Both whether and if are used to introduce indirect yes/no questions with little difference in meaning.
I don’t know if he will come. OR I don’t know whether he will come.
I asked if she was interested in the proposal.
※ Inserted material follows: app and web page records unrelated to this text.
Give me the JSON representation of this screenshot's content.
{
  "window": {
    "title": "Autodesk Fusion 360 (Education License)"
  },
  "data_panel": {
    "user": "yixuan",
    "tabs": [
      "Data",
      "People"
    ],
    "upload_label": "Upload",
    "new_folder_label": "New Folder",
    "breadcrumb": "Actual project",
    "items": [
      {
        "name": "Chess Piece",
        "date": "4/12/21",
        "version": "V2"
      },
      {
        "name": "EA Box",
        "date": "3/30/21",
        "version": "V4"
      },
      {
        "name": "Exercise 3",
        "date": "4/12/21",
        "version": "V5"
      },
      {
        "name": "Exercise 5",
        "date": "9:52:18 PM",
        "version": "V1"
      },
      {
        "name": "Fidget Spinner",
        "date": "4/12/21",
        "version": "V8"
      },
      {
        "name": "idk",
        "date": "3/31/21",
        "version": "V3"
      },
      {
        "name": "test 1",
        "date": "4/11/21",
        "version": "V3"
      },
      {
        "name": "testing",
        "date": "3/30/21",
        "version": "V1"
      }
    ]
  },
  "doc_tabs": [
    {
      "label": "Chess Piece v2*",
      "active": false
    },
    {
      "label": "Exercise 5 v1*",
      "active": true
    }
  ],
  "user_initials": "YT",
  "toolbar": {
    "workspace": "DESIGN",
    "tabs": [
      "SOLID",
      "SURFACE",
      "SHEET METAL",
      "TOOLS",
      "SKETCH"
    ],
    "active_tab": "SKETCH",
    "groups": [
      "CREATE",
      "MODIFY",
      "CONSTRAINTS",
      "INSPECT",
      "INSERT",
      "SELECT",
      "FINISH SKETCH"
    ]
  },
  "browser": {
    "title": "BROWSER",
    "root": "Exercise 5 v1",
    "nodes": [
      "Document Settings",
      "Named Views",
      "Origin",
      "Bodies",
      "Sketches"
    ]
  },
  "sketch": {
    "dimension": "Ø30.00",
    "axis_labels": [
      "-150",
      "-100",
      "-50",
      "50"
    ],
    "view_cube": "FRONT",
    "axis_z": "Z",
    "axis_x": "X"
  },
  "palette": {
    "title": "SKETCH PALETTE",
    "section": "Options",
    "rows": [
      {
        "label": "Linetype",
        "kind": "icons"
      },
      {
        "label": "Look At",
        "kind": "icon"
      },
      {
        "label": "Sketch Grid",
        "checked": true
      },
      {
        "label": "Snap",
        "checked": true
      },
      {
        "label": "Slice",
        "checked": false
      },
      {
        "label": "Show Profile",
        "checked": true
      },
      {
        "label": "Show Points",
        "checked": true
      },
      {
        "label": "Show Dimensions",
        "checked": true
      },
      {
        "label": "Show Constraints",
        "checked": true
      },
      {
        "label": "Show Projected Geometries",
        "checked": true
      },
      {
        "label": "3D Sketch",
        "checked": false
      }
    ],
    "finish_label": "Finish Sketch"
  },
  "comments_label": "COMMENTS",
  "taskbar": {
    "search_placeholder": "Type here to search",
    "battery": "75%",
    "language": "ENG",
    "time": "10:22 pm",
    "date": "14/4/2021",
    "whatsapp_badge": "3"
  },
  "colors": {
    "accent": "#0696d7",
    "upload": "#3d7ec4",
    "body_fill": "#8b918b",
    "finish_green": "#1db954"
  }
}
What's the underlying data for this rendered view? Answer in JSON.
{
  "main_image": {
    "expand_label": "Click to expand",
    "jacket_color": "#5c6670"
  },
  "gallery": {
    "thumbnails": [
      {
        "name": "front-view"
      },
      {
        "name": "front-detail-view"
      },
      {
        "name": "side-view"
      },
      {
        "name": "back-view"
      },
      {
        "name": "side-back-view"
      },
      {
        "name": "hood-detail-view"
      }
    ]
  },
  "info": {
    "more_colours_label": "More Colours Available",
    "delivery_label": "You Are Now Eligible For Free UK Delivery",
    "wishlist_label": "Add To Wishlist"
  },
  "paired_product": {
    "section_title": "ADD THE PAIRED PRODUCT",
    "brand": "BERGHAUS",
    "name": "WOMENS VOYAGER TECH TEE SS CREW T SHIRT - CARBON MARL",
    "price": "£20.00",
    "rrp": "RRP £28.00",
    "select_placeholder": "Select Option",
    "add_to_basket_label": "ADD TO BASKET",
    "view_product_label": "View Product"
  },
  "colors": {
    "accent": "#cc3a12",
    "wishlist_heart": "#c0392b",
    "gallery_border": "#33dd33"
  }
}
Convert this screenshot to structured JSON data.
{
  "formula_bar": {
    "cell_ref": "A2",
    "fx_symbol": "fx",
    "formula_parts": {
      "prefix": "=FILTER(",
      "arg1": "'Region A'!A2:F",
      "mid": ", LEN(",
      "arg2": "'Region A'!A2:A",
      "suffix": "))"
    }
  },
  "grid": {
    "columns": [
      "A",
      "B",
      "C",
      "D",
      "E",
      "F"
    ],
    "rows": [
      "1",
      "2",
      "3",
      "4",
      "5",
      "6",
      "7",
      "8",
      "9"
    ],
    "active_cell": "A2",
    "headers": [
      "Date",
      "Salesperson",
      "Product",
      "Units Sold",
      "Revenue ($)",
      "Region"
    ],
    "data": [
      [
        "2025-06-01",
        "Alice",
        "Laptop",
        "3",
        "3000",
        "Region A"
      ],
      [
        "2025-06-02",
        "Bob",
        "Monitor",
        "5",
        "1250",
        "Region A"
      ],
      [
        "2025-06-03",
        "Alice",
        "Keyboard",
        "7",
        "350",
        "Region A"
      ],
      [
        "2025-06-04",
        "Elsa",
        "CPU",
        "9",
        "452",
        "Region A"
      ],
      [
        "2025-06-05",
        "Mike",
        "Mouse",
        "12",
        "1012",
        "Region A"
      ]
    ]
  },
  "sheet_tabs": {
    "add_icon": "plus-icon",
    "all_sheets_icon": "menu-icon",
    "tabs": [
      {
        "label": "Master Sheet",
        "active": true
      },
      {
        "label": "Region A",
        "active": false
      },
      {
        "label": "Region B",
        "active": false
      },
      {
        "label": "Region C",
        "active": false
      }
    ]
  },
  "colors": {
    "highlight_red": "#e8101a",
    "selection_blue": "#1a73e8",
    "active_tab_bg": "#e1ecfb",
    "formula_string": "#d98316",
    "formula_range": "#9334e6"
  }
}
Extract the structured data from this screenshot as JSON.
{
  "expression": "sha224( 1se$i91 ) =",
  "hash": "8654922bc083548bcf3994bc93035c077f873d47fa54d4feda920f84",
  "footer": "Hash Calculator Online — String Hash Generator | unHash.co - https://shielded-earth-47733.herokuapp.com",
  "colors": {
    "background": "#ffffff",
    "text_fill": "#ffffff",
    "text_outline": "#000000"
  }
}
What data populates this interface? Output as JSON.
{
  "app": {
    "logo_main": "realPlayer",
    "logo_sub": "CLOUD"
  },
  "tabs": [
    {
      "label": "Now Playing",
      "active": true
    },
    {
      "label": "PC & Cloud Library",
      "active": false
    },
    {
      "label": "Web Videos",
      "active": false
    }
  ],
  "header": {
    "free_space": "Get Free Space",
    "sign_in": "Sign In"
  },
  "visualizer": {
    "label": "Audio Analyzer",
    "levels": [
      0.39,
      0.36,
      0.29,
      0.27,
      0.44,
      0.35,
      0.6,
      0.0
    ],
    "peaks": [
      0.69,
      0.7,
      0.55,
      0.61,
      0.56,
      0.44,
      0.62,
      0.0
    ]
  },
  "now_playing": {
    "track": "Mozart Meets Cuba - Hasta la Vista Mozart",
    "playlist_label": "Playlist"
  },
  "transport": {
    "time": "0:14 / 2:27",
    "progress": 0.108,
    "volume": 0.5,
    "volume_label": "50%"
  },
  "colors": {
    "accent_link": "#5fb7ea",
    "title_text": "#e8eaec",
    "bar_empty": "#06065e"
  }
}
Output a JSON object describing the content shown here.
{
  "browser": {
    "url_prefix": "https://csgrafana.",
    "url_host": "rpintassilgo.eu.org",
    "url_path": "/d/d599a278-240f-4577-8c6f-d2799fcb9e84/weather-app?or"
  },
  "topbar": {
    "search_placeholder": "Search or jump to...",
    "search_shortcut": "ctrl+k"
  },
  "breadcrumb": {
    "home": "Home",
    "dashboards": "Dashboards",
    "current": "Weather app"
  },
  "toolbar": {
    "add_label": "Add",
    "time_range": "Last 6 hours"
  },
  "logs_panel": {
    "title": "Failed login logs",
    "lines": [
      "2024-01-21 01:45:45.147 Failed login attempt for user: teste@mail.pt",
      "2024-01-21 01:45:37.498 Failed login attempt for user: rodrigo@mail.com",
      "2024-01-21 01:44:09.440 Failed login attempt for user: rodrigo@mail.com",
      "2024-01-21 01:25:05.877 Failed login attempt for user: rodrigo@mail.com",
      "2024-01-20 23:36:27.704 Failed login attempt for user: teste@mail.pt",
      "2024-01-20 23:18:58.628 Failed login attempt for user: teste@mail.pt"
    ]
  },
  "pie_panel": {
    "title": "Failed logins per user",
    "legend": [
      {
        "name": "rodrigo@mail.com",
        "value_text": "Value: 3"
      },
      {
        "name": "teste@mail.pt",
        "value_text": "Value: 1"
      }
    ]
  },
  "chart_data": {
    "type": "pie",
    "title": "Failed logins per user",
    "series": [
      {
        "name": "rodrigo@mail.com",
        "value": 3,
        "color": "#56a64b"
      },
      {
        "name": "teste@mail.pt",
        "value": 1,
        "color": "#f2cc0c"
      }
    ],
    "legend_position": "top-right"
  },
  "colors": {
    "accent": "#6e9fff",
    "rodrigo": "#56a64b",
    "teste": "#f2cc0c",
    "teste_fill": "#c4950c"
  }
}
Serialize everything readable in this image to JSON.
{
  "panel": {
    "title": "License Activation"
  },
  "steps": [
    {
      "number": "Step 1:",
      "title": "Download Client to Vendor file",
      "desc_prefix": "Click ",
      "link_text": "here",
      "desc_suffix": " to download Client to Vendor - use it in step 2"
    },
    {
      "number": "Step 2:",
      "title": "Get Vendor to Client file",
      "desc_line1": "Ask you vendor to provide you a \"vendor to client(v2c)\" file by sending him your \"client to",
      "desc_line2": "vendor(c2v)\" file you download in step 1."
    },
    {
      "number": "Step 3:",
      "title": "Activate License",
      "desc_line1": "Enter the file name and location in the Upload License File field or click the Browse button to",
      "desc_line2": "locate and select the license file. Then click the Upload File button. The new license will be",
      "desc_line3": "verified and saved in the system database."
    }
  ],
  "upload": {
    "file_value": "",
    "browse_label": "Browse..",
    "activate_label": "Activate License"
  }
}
OR I asked whether she was interested in the proposal.
I am not sure if/whether I will have time.
After some verbs like discuss, whether is preferred to if.
We discussed whether we should accept the offer. (More natural than ‘We discussed if we should accept the offer’.)
Whether is also preferred in a two-part question with or. Note that if is also possible in most cases.
Let me know whether you can come or not. (‘Let me know if you can come or not’ is also possible.)
In fronted indirect questions whether is used.
Whether I can come I am not sure at the moment. (NOT If I can come I am not sure at the moment.)
After prepositions only whether is possible.
There was a big argument about whether we should buy a new car. (NOT There was a big argument about if we should buy a new car.)
I haven’t settled the question of whether I should quit the job. (NOT I haven’t settled the question of if I should …)
Before to-infinitives only whether is used.
They can’t decide whether to get married now or wait until they get to know each other well.
When the clause containing the question-word is a subject or complement, whether is normally preferred.
Whether we can continue like this is another matter. (Here the question-word clause ‘whether we can continue like this’ is the subject of the sentence.)
The question is whether she can meet the deadline. (Here the question-word clause ”whether she can meet the deadline’ is the complement of the subject.)